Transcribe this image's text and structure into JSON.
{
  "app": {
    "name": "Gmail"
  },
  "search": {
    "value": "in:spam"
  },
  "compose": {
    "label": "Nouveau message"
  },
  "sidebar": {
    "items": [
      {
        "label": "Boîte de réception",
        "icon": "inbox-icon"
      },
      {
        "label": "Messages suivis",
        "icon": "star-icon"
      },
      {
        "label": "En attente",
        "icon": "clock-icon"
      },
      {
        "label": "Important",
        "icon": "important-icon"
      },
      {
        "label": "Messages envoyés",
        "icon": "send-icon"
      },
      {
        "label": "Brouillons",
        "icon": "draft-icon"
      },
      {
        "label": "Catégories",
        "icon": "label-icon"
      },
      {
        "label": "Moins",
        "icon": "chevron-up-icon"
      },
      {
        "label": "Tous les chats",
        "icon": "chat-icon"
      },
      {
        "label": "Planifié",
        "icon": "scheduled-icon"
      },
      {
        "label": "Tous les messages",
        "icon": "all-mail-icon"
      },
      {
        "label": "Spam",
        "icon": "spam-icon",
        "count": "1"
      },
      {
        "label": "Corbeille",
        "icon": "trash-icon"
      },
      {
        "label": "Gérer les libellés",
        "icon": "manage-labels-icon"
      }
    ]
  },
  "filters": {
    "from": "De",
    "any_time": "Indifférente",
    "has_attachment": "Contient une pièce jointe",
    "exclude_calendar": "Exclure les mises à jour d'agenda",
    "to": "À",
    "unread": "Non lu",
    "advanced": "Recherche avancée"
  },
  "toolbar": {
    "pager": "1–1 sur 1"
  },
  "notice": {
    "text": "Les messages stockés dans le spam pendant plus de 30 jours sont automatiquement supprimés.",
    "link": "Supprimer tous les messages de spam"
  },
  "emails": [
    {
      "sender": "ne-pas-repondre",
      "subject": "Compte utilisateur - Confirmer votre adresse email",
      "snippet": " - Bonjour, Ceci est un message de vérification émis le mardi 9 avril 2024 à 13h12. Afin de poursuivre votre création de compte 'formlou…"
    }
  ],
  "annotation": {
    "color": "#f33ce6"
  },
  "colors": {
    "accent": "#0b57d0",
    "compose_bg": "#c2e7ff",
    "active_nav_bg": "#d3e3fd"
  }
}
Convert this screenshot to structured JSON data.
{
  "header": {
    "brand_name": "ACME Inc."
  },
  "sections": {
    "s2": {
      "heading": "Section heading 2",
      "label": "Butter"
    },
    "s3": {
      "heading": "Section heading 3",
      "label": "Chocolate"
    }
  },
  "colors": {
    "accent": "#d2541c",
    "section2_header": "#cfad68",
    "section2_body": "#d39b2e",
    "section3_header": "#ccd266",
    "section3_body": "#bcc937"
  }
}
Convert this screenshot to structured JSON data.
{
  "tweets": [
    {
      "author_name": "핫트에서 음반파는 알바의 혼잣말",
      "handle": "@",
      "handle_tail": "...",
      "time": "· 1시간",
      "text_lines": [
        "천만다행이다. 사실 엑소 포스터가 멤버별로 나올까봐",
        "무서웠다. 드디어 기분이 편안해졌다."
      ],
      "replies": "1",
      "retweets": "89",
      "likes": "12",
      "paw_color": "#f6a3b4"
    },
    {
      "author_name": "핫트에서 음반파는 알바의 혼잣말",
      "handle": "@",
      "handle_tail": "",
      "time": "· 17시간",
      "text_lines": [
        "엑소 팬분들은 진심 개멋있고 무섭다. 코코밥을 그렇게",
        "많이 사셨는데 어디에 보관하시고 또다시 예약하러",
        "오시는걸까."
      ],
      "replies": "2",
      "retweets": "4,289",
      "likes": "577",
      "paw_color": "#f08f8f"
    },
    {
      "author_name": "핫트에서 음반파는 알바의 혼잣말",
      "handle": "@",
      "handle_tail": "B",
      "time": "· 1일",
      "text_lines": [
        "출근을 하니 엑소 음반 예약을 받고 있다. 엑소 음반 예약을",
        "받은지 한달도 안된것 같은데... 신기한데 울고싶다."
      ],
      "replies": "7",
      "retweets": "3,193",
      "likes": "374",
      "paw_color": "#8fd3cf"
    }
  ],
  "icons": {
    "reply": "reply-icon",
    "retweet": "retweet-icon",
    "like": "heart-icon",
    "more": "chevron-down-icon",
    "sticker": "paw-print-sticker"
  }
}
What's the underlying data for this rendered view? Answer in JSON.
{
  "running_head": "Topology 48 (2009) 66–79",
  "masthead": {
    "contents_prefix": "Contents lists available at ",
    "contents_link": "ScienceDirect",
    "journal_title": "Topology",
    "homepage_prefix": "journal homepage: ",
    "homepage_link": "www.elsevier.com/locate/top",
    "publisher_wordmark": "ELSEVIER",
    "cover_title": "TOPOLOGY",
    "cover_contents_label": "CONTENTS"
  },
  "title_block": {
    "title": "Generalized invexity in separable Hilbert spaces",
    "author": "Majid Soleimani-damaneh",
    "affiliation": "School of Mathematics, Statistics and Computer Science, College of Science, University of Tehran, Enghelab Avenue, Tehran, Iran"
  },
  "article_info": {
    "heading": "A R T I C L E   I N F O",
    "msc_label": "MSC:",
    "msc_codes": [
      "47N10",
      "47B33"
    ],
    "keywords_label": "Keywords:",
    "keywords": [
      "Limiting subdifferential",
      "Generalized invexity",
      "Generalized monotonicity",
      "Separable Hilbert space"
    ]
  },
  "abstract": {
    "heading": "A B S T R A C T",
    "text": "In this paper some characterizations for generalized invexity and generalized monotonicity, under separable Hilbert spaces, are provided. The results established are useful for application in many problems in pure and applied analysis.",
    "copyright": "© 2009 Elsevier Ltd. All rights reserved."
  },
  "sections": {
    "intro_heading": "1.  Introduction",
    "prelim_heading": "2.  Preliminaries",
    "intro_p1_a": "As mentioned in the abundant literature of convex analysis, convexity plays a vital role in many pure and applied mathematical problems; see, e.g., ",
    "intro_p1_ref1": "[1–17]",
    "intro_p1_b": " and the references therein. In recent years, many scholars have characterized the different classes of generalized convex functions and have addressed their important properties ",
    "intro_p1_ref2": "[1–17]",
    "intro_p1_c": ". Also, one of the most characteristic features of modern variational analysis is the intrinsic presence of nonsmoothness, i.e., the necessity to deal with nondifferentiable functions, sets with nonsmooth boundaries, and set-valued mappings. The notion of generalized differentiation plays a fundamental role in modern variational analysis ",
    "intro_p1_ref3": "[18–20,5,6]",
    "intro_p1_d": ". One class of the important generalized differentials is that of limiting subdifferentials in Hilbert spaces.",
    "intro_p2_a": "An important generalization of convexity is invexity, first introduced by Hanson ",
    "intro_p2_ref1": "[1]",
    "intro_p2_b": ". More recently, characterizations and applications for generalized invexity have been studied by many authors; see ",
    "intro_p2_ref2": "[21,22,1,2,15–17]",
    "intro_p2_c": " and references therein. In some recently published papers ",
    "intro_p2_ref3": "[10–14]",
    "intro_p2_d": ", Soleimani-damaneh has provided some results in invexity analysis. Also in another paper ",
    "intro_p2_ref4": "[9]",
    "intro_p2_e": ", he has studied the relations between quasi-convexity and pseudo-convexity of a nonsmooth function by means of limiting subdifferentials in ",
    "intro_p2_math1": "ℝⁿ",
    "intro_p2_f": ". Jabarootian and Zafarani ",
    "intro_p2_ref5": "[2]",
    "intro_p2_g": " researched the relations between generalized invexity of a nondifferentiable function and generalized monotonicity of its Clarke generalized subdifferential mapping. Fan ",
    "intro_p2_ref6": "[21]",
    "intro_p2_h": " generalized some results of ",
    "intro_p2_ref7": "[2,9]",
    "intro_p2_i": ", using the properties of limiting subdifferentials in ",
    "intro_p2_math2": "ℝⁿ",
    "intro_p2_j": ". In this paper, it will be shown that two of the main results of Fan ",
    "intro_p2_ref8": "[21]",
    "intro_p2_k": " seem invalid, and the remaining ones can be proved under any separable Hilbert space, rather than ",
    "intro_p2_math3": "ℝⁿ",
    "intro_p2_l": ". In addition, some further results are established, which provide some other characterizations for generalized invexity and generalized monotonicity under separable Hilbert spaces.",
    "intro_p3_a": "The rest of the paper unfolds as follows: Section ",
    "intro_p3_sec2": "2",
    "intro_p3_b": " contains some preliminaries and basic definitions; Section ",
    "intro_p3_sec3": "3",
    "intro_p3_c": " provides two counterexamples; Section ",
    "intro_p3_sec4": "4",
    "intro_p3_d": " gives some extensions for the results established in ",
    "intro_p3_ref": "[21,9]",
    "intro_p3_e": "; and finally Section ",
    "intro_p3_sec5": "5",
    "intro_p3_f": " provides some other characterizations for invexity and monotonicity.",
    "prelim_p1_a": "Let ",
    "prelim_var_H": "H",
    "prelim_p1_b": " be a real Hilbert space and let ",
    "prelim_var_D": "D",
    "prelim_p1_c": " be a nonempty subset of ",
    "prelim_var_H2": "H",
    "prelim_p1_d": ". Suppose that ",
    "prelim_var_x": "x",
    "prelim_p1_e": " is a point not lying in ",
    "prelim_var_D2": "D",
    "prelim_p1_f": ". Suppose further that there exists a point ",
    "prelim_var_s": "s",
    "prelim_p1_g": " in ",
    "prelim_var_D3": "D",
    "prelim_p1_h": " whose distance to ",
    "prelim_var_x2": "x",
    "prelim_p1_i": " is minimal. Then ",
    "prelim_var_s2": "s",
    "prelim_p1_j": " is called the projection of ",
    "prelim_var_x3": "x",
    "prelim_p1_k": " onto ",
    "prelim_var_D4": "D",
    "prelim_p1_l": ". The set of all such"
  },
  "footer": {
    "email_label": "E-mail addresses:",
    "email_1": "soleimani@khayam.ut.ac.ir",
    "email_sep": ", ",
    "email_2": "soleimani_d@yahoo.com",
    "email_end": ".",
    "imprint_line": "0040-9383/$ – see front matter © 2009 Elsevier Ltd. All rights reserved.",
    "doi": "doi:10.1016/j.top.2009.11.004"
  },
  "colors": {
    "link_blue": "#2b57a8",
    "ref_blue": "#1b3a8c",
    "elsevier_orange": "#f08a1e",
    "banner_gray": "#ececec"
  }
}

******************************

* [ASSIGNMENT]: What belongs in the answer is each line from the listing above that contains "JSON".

* [ANSWER TO THE PROBLEM]:
Transcribe this image's text and structure into JSON.
Convert this screenshot to structured JSON data.
Convert this screenshot to structured JSON data.
What's the underlying data for this rendered view? Answer in JSON.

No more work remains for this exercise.